If you are a first-time user of eLearning, read on, this is for you!
Corporate organizations train their employees – on knowledge, skills, and attitudes – using classroom training, on-the-job training, eLearning, and more.
The global eLearning market is growing rapidly at about 11% CAGR. Traditional instructor-led classroom training remains the most popular form of training delivery, accounting for more than 50% of the annual training budgets.
Learning that is electronically mediated is called eLearning. It can also be defined as learning content that contains text and multimedia, uses Internet technologies, and is delivered to audiences on electronic devices (wherever they may be).
eLearning in corporate organizations usually refers to self-paced modules hosted on a Learning Management System (LMS). Corporate organizations find eLearning very useful in terms of lowered training cost and improved convenience and effectiveness.
Out of the many Instructional Design (ID) models out there, the ADDIE (Analysis, Design, Development, Implementation, and Evaluation) Model and the SAM (Successive Approximation Model) are widely used for creating self-paced eLearning modules.
|Analysis||Involves understanding the audience (level of competence and learning environment) and analyzing existing content (PPTs, facilitator guides, participant handouts, SOPs, product collaterals, and so on).|
|Design||Involves setting performance-based learning objectives, formulating the instructional strategy, deciding on media elements, defining the level of interactivity, and devising formative and summative assessments.|

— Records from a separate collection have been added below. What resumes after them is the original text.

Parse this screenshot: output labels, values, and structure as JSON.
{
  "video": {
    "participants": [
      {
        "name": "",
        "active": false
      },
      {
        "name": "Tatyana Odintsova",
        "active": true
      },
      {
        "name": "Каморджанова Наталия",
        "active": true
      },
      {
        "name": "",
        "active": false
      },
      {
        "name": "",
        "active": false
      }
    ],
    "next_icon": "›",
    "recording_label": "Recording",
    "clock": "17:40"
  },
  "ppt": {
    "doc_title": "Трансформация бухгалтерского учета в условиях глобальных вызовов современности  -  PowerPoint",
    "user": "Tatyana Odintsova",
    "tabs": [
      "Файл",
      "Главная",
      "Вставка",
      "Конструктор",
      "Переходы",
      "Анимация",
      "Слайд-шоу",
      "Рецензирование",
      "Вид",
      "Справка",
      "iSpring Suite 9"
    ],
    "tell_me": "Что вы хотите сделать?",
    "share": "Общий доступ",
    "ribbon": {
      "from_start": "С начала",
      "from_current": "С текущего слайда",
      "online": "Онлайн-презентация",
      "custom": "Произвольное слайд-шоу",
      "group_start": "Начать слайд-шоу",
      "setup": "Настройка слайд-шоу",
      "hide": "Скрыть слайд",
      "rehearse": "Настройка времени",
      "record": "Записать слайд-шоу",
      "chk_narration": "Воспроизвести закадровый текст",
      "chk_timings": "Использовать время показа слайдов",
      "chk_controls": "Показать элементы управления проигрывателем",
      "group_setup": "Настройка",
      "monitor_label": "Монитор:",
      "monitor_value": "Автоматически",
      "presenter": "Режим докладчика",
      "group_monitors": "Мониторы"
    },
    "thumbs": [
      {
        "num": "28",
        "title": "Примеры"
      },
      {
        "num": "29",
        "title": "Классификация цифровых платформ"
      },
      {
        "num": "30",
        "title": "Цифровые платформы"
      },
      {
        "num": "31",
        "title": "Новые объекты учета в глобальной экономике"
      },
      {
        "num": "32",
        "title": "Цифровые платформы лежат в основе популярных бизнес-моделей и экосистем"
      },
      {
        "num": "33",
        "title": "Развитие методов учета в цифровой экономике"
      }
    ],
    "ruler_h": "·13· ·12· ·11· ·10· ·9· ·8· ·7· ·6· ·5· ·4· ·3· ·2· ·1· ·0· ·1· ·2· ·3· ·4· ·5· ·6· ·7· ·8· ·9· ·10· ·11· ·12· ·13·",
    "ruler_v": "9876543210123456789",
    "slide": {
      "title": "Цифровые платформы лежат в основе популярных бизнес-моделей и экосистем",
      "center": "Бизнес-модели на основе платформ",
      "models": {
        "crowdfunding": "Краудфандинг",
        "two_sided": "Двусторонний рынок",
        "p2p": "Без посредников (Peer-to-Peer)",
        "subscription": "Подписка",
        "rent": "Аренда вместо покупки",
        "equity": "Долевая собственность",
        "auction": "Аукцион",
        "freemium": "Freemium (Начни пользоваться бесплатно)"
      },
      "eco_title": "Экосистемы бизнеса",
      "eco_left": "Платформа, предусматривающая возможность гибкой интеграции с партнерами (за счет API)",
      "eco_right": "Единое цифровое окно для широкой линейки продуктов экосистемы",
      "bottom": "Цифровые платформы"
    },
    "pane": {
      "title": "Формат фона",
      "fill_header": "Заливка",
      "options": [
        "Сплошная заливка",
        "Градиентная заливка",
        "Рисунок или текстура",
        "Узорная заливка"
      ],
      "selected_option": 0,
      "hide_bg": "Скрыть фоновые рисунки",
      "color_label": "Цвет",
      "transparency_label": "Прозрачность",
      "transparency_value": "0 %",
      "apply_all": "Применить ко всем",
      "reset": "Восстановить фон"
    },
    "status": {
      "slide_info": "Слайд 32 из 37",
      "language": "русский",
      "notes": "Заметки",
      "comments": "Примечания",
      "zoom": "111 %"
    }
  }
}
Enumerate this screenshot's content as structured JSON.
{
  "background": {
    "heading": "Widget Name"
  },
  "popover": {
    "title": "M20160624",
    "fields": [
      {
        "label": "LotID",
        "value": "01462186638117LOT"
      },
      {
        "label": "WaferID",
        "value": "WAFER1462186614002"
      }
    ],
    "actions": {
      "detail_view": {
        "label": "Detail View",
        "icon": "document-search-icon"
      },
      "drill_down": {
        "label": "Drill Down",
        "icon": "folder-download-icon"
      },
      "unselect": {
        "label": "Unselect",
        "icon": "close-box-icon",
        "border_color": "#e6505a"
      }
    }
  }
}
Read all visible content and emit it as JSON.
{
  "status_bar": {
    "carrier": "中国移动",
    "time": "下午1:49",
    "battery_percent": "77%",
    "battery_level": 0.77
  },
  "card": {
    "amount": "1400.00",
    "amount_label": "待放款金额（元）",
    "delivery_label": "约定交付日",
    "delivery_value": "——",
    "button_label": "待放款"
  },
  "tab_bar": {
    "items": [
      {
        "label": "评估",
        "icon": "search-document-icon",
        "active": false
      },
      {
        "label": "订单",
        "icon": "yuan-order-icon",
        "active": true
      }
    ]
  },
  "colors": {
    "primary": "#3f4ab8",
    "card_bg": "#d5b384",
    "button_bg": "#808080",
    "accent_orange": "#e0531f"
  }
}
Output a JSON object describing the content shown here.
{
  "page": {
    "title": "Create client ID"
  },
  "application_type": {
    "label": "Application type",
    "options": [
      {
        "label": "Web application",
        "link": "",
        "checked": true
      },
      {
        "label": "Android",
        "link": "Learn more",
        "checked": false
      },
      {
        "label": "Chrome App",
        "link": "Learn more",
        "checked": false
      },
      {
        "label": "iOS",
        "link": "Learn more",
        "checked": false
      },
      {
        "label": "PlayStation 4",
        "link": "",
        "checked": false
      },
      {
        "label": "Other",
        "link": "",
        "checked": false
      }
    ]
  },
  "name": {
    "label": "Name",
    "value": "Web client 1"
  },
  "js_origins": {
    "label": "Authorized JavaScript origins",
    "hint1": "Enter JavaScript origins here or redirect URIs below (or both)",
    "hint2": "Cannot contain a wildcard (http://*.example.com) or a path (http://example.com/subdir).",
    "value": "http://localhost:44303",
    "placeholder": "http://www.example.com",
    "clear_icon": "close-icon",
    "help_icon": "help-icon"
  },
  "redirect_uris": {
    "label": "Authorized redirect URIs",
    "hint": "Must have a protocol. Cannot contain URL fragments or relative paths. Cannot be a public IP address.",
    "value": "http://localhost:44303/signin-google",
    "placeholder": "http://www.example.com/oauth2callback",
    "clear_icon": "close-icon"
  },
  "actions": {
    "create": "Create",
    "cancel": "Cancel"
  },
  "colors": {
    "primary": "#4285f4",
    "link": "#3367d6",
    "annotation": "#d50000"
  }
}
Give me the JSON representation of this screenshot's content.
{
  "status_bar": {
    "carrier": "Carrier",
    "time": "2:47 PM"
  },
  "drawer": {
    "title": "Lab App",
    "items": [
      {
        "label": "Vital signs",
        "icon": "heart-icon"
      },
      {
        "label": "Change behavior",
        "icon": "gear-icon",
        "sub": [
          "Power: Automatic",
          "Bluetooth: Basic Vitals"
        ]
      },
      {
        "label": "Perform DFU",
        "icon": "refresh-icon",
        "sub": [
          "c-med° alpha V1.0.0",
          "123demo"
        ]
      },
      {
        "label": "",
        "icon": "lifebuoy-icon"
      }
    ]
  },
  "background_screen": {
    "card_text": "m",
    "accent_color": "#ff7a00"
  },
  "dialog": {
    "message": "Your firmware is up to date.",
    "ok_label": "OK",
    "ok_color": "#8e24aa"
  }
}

|Development||Involves the use of authoring tools such as Storyline 360, Captivate, or Lectora to create functional eLearning courses published to technically compatible formats (SCORM, AICC or Tin Can).|
|Implementation||Implementation is the deployment of the eLearning course on an LMS for delivery to multiple users on various devices. The LMS can also help track learners’ progress and generate reports.|
Evaluation is done at 5 levels:
The Successive Approximation Model (SAM) is an agile development model created by Michael Allen as an alternative to ADDIE. The SAM is iterative and overcomes the drawbacks of the linear ADDIE model. It has three phases – preparation, design, development. Each phase follows an iterative process with constant communication between the design team and the stakeholders.
This phase includes Information Gathering and Savvy Start.
In Information Gathering, the design team gathers all information about the project to devise an appropriate learning solution. Savvy start is a brainstorming session where the design team and key project stakeholders review the information gathered and discuss initial ideas.
This phase consists of Project Planning and Additional Design.
In Project Planning, both parties analyze and agree on the project development and other considerations that affect the project.
In Additional Design, the design team designs and sends a functional prototype to the stakeholders. On approval, the process goes into the next phase.
This phase has 4 steps – Design Proof, Alpha, Beta, Gold.
First the complete storyboard (Design Proof) is sent for review. On approval, the fully functional ‘Alpha’ course (without audio) along with audio script is sent for review.
Once approved, audio narration is integrated, and the Beta version is sent to stakeholders. After approval, the ‘Gold’ version is hosted on the LMS and rolled out to learners.
Being able to estimate the eLearning seat time can help answer important questions on the cost and time to develop the course. One way of doing it is to count the number of slides in your storyboard. The thumb rule is approximately 1-1.5 minutes for each slide.
So, a 20-slide/screen storyboard would be developed into 20-30 minutes of eLearning.
To develop your eLearning in-house or outsource to an eLearning vendor? That is the question!
If you are just starting eLearning in your company, it is better to outsource the entire project.
If you have an internal team of instructional designers, it makes sense to outsource only the course development. Sometimes, in case of huge projects or tight timelines, it might be better to outsource the entire project.
With eLearning becoming increasingly popular as a cost-effective and efficient training method for businesses, and with hundreds of players in the market, it is difficult to find the right outsourcing vendor. But these questions will help you find a good eLearning partner:
There are many forms of eLearning – And “blending” one with the other can produce great results!
Converting existing ILT material into instructionally sound, engaging, and effective eLearning curriculums
Converting Flash-based eLearning into HTML5 format that run on any mobile device
Translating and localizing English eLearning into multiple international languages